The expected output is each line below containing "data", copied in full.

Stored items
**********

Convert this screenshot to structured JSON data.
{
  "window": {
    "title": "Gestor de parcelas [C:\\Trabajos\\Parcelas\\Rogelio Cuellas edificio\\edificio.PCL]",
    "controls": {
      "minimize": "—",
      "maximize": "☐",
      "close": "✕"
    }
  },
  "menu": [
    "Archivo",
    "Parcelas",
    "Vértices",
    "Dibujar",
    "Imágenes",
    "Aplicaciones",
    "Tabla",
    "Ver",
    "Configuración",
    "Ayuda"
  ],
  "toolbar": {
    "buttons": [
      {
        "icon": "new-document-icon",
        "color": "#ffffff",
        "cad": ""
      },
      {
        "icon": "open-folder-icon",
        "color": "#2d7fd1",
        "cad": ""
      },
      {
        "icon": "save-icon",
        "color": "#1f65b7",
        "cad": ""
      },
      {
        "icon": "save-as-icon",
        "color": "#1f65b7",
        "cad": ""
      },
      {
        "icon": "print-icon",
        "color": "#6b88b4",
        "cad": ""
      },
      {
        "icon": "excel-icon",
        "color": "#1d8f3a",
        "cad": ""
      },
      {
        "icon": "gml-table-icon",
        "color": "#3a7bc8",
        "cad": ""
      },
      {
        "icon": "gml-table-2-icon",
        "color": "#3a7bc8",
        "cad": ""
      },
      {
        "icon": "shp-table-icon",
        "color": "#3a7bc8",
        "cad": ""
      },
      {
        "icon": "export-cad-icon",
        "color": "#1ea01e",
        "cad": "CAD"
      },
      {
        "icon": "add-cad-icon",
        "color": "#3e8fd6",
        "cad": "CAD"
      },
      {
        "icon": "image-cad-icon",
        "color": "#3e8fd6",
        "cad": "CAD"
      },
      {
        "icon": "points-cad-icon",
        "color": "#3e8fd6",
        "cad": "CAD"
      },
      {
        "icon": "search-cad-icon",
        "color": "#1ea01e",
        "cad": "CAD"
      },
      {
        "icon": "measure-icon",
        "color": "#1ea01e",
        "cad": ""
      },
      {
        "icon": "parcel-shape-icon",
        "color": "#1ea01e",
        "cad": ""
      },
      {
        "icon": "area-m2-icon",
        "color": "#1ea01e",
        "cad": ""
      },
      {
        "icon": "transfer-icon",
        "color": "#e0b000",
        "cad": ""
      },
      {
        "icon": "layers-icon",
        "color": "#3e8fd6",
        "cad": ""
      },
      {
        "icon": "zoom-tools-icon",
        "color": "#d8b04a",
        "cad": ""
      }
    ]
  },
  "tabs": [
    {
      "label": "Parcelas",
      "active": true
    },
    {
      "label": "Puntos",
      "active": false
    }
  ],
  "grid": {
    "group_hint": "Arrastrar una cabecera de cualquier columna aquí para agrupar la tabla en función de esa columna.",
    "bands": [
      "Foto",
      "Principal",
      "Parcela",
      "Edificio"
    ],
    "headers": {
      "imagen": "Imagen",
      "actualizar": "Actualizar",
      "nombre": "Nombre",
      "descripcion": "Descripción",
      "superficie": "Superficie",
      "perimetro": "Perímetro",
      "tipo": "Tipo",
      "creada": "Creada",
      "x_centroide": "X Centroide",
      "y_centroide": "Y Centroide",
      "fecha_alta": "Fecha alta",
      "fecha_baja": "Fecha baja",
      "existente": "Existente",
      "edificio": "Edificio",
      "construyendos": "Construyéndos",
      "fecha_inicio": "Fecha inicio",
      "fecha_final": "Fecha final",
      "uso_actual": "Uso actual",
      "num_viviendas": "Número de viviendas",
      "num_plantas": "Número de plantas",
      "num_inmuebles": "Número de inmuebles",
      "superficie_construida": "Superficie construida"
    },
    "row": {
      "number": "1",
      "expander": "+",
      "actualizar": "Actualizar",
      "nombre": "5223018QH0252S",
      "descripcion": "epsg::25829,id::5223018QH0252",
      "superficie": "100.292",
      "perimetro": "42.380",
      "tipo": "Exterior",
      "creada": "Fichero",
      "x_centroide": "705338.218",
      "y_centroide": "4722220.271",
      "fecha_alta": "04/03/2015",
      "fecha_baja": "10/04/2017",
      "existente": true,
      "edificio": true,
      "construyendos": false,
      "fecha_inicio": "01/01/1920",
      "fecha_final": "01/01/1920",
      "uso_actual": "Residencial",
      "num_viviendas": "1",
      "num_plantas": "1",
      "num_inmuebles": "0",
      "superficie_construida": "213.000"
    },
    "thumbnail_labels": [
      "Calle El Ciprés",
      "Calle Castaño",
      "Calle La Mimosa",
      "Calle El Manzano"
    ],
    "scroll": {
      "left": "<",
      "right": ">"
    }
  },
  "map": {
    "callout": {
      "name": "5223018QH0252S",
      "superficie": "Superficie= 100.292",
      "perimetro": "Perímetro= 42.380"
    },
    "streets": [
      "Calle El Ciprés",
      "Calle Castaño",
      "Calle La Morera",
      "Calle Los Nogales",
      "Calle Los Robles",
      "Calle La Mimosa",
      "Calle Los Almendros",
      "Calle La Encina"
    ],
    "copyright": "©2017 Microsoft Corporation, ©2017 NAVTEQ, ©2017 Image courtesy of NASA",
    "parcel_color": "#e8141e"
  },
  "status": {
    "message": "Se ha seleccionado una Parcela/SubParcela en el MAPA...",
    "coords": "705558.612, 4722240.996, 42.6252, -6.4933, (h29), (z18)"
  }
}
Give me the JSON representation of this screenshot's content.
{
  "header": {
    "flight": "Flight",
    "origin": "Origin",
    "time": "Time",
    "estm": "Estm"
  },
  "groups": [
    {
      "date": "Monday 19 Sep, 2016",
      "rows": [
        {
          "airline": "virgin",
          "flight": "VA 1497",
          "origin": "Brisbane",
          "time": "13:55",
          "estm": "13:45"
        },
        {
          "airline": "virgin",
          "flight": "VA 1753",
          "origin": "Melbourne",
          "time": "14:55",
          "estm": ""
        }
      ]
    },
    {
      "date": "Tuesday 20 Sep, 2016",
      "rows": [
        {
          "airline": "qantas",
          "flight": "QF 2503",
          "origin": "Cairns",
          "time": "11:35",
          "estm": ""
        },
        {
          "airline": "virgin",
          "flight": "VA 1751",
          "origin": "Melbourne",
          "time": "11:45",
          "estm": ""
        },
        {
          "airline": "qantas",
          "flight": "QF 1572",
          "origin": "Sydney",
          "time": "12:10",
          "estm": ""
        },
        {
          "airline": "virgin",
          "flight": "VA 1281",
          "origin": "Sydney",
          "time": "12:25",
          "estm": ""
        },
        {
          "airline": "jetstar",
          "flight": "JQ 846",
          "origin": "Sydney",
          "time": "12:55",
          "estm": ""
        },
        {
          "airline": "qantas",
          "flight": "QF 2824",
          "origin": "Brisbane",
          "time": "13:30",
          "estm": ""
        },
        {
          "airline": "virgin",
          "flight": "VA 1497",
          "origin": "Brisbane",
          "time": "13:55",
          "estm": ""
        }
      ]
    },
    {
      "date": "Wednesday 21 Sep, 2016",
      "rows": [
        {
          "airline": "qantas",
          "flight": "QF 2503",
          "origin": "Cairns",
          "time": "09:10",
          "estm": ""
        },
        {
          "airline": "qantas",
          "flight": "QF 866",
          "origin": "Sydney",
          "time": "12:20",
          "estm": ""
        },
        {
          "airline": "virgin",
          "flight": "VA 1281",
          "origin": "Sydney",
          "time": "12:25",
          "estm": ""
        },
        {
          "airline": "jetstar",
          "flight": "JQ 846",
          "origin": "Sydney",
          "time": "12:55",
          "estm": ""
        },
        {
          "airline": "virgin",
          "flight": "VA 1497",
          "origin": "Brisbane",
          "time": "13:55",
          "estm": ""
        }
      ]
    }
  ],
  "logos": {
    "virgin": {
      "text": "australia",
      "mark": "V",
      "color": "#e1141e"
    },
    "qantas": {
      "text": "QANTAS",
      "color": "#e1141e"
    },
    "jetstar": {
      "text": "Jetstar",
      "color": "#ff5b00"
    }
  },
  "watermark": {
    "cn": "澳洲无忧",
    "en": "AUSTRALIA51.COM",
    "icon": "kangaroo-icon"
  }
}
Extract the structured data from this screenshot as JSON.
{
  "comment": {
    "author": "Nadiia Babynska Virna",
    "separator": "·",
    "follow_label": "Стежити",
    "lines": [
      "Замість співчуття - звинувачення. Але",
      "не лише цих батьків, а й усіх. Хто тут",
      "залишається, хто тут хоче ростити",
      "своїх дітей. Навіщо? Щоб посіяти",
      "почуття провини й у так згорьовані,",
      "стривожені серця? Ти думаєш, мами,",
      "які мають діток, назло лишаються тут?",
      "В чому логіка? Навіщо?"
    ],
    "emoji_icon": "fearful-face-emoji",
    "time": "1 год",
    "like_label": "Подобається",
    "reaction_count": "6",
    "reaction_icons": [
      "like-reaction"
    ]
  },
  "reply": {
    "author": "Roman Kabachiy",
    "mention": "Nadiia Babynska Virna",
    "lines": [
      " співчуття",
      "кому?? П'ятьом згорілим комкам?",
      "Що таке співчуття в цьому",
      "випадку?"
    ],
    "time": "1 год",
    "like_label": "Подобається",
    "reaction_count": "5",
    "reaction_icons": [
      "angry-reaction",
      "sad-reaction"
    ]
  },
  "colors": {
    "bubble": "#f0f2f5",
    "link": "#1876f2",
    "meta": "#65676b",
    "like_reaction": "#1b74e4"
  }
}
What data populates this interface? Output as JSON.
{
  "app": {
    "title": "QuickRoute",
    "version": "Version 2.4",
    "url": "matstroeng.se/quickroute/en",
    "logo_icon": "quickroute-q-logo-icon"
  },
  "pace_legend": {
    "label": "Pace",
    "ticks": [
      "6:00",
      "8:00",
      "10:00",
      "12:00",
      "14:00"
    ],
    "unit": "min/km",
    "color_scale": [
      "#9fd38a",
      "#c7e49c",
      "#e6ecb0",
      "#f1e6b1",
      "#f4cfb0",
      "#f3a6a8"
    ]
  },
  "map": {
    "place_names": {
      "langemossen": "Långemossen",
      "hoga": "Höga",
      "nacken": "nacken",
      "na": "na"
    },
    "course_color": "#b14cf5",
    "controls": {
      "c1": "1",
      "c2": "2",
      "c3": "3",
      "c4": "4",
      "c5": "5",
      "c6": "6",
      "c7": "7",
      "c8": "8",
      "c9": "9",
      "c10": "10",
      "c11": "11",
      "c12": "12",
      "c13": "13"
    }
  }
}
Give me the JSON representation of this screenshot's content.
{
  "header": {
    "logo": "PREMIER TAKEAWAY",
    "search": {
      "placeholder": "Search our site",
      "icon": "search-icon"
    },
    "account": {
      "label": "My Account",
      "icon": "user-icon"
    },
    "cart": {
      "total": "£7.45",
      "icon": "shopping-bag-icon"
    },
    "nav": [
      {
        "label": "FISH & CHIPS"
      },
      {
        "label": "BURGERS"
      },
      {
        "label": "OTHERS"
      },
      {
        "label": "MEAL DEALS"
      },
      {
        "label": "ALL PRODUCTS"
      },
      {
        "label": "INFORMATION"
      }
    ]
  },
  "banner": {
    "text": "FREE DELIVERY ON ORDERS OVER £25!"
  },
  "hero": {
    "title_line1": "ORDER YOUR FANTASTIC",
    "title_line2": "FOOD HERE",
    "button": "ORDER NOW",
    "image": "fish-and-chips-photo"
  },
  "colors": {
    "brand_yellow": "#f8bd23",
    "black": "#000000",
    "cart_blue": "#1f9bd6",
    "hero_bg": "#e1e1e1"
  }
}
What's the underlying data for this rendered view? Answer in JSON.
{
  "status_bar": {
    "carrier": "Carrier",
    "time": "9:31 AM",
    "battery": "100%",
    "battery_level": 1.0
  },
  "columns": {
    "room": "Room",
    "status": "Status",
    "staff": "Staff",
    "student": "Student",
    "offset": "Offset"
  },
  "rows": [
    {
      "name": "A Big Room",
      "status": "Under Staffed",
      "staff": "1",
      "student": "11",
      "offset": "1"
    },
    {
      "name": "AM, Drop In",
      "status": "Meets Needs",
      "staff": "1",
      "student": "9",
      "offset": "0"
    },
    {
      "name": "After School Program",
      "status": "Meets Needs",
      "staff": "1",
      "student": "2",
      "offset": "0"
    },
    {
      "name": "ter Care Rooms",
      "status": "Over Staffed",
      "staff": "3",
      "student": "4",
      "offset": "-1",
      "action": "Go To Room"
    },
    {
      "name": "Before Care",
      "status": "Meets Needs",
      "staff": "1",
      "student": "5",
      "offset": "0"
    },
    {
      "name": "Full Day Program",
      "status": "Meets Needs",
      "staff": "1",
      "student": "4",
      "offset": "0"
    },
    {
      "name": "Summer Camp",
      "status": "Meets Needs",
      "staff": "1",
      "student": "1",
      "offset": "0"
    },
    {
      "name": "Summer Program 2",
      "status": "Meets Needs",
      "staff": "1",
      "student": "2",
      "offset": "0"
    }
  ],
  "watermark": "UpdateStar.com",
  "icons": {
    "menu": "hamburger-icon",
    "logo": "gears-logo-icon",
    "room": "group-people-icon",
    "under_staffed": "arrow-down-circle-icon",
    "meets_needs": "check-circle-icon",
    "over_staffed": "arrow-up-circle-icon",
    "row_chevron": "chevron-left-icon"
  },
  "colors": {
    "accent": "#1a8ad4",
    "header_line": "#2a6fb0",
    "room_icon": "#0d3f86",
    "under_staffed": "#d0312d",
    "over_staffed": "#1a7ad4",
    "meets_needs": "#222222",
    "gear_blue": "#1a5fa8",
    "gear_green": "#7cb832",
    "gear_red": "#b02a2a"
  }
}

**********

#### [Answer box]
Convert this screenshot to structured JSON data.
Extract the structured data from this screenshot as JSON.
What data populates this interface? Output as JSON.
What's the underlying data for this rendered view? Answer in JSON.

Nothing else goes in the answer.